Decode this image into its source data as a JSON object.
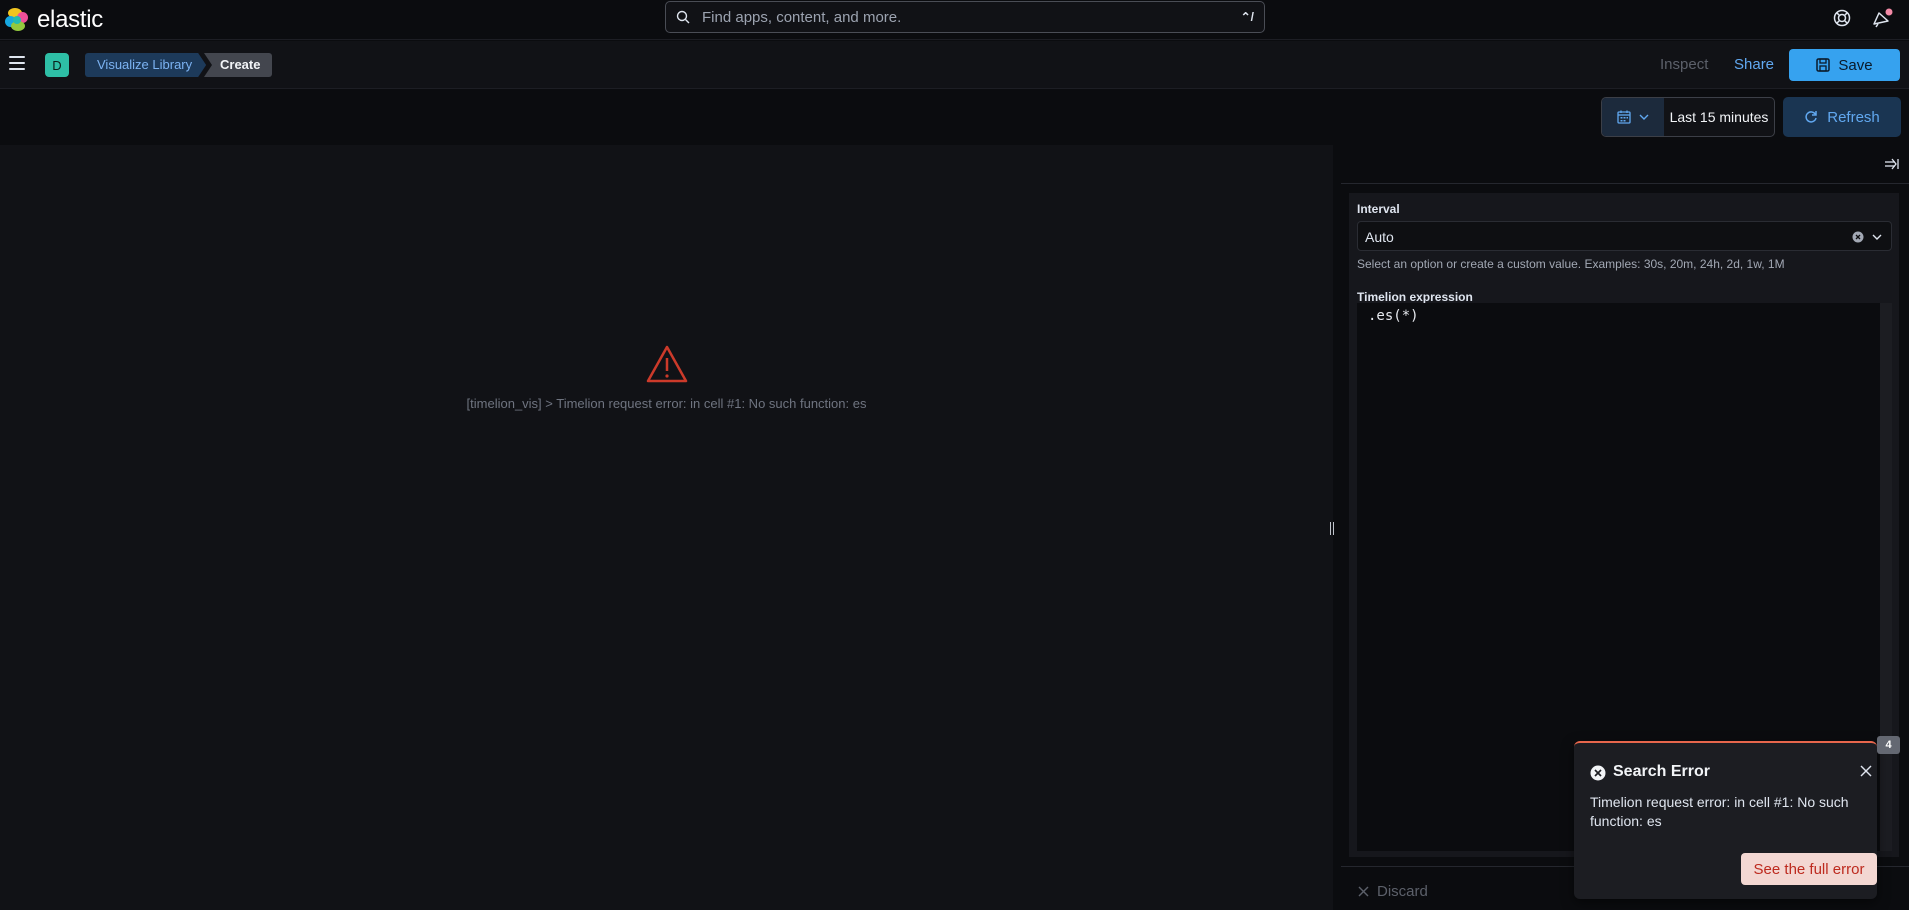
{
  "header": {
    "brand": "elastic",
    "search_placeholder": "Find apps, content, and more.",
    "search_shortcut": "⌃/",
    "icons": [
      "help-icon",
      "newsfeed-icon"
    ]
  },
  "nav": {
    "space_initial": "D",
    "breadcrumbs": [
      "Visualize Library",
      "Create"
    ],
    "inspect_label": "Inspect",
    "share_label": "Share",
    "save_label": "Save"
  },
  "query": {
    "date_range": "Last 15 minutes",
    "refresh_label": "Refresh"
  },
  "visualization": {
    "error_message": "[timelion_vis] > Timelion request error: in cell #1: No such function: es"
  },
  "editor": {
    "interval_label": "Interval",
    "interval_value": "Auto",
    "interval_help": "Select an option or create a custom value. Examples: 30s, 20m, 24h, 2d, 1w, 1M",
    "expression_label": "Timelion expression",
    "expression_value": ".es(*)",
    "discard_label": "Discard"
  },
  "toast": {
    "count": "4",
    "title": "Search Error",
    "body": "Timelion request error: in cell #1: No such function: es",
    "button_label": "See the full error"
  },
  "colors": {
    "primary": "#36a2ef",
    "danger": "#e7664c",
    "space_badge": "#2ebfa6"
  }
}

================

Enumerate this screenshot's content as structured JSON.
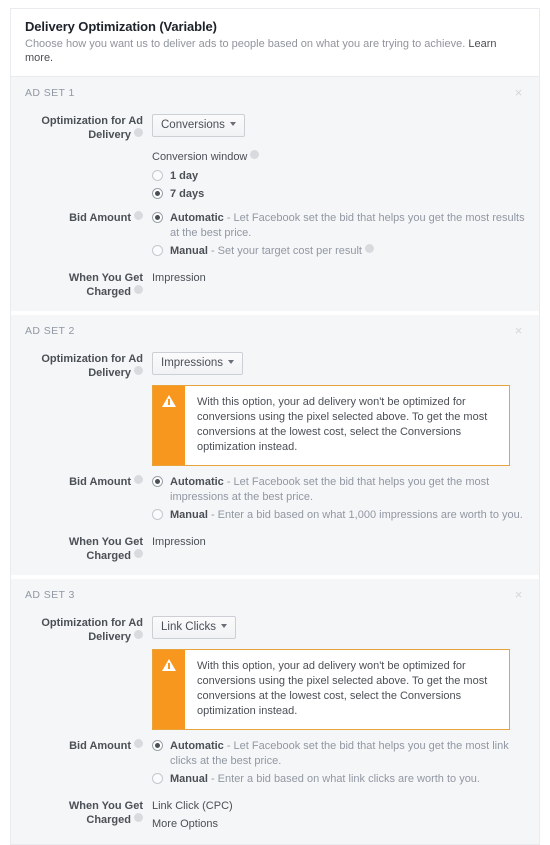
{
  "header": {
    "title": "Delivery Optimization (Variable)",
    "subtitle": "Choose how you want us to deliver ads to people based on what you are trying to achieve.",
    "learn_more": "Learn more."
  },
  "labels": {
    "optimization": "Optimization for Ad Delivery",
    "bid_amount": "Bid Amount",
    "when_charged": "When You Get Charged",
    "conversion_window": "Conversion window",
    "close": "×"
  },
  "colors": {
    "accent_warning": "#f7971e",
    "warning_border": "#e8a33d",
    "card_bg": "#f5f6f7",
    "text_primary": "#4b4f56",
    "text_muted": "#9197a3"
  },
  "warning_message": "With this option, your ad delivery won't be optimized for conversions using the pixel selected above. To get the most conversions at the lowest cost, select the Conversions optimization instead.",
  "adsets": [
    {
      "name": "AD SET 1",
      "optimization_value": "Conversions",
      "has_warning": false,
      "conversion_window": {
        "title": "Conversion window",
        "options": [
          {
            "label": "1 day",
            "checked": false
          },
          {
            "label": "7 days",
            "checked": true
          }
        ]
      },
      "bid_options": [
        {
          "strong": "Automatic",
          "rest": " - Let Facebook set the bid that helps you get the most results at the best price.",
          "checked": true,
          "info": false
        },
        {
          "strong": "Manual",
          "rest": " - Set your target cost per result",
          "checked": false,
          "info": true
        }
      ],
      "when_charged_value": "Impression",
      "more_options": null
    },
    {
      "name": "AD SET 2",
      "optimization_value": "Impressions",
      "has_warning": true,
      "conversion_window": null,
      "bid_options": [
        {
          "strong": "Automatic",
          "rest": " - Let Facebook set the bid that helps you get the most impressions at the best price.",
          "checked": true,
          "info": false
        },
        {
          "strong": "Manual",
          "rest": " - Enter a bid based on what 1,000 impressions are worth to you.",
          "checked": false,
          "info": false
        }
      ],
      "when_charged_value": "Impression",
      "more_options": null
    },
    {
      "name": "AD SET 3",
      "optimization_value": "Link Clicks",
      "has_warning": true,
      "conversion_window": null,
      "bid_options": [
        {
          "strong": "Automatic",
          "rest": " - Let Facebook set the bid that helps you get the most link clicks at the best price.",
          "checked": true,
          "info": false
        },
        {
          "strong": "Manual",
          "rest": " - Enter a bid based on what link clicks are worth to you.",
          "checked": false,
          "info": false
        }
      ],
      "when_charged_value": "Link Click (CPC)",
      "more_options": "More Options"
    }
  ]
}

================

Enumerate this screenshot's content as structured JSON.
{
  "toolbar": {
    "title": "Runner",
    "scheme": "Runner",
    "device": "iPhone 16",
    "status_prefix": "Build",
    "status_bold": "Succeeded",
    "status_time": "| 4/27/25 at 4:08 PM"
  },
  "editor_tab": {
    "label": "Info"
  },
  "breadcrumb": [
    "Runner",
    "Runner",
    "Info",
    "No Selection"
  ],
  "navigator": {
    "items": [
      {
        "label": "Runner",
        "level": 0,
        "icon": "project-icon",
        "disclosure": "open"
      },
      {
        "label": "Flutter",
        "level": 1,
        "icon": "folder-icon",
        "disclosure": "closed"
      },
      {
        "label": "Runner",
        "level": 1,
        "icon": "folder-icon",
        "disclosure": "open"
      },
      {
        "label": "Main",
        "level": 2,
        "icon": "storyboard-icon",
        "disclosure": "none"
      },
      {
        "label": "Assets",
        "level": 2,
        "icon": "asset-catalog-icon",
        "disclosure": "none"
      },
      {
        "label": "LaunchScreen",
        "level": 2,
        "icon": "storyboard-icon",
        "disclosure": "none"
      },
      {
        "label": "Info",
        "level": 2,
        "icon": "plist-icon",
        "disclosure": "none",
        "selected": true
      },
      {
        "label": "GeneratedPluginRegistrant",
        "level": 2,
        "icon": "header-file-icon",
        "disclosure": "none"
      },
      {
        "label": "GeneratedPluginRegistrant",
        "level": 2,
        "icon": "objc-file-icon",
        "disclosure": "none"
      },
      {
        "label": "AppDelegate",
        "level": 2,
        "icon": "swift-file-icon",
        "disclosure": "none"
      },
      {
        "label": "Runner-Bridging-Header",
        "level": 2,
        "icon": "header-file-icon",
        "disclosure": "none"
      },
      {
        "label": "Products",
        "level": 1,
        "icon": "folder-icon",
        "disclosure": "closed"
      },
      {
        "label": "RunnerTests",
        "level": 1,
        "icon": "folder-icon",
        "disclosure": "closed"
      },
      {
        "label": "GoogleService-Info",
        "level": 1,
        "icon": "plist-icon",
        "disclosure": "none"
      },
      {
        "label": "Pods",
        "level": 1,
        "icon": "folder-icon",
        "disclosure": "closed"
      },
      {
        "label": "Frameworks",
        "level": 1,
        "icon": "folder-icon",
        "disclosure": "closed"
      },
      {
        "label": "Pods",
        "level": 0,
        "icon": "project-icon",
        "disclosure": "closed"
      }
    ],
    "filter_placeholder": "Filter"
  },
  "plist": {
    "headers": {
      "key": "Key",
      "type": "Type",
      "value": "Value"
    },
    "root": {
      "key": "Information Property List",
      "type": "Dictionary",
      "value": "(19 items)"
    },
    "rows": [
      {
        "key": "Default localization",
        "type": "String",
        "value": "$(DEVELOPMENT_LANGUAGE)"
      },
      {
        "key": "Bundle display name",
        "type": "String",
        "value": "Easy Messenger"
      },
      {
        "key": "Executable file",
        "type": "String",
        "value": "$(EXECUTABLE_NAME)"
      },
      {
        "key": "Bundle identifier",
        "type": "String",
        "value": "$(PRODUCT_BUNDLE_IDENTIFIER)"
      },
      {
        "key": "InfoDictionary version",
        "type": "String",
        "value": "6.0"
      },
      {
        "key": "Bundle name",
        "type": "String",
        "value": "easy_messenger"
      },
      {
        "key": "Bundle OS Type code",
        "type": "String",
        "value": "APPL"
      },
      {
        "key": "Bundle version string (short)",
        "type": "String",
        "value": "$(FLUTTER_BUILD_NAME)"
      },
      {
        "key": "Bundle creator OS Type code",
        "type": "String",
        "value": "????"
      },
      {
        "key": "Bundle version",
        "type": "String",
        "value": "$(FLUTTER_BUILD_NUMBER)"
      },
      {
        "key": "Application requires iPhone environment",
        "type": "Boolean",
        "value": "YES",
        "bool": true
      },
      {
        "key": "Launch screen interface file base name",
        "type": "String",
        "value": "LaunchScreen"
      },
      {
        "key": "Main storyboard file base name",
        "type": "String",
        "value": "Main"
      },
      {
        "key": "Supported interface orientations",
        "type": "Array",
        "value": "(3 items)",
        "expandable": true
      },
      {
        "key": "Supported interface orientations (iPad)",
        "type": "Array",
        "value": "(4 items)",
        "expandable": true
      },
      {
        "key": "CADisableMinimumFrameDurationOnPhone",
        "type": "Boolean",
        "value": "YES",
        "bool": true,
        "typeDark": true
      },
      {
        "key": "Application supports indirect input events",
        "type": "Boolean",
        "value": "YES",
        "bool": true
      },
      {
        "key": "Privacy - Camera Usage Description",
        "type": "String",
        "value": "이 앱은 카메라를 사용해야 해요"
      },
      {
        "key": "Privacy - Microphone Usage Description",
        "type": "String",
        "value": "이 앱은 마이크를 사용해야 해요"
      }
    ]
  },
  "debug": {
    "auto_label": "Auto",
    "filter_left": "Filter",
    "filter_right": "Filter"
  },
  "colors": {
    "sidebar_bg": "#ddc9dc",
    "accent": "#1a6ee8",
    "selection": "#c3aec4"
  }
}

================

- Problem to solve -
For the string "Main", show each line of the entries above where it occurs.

- Answer to the problem -
        "label": "Main",
        "key": "Main storyboard file base name",
        "value": "Main"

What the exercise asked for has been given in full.